The UN High Commissioner for Human Rights Zeid Ra’ad Al Hussein said on Saturday that a signed commitment to “respect, protect and guarantee human rights” by all five candidates taking part in tomorrow’s presidential election in Colombia is “unprecedented, impressive and heart-warming”.
Geneva, May 26, 2018.- “We believe this is the first time ever, anywhere, that every single presidential candidate has signed up to such an unequivocal formal pledge to uphold human rights,” Zeid said. “This comes as a breath of fresh air in a world where so many political leaders have been playing down, or actively flouting, their obligations to uphold international human rights law. I thank Colombia’s leading politicians for taking this positive step, and urge whoever wins the election to make every effort to abide by this landmark agreement.”
The Agreement on Human Rights, which was arranged by the UN Human Rights Office in Colombia, and individually signed by each of the five candidates, states the following:
“I, as candidate for the Presidency of the Republic of Colombia, publicly pledge that in my Government there will be a special emphasis to respect, protect, and guarantee human rights. At the same time, the actions of my Government will promote, throughout the country, and in particular, in areas most affected by conflict and violence, the political, economic, and social inclusion of the people who live in these areas…”

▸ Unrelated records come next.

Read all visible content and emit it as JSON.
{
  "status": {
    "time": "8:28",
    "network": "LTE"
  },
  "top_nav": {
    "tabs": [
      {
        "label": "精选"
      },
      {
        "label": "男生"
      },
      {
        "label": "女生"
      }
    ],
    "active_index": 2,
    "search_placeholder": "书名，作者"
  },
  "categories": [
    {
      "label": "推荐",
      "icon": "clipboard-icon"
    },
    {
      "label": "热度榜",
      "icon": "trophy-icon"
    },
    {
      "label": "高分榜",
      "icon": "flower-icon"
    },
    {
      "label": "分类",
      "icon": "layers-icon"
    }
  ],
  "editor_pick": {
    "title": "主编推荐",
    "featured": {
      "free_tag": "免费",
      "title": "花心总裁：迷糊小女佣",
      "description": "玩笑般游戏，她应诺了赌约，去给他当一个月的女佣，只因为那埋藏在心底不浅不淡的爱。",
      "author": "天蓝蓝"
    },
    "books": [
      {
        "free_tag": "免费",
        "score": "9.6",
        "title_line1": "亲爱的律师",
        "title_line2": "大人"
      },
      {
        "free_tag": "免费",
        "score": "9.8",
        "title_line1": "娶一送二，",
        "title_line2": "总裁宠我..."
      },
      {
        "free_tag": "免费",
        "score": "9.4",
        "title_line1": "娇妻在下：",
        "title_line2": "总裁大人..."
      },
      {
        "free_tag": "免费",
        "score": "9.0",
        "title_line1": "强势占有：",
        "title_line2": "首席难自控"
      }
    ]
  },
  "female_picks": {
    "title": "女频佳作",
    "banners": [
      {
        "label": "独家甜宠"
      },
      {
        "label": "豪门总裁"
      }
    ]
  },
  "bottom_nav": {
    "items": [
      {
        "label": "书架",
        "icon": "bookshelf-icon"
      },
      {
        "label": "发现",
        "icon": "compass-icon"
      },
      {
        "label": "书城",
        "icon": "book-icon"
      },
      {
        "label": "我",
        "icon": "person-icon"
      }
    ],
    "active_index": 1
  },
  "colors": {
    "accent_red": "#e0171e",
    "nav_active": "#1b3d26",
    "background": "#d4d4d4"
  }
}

In recognition of one of the most serious and persistent problems plaguing the country, the Agreement also specifically notes the UN Human Rights Office’s analysis “that it is important to avoid the assassination of leaders, rural leaders and human rights defenders, which will lead to true political, economic and social inclusion in the country”.
The UN Human Rights Office in Colombia, which was opened in 1997, is one of the oldest, largest and most respected of the organization’s 56 field presences around the world. It played an important role in the negotiations leading up to the signing of the Final Peace Accord by the current Government and FARC-EP movement in September 2016.
When announcing the signing of the Agreement in the capital Bogota on Thursday, the UN Human Rights Office Representative in Colombia, Alberto Brunori, highlighted four main challenges that would confront the next President:
1. Combating impunity, including in cases of femicide or violence against women;
2. Providing guarantees to enable the defence of human rights, noting that “lethal attacks against defenders of rights are the most visible symptoms of a deeper problem… and that the fear of violence leads to self-censorship and produces paralysis of the collective action necessary in a democratic society.”
3. Using the opportunities offered by the peace process to consolidate a state power that respects human rights through the consolidation of the rule of law and strengthening of public institutions at the local level, including combatting corruption and guaranteeing wide-ranging rural reform, as pledged in the Peace Accords.
4. Providing security while protecting rights, including a firm response to criminal activities while simultaneously fully respecting human rights standards.
“These challenges reflect real, chronic, everyday problems that have been holding back the political, social and economic development of Colombia,” Zeid said at the UN Human Rights Office headquarters in Geneva. “The fact that all the Presidential candidates have pledged to confront them, and all other human rights issues in Colombia, is a big step forward.
“I and my staff hope, above all, the people of Colombia will hold the next President, and his successors, to their word. Making a pledge is one thing. Fulfilling it is another. But we all now have a clear yardstick against which to measure the winning candidate’s performance upon taking up the role of President of the Republic.”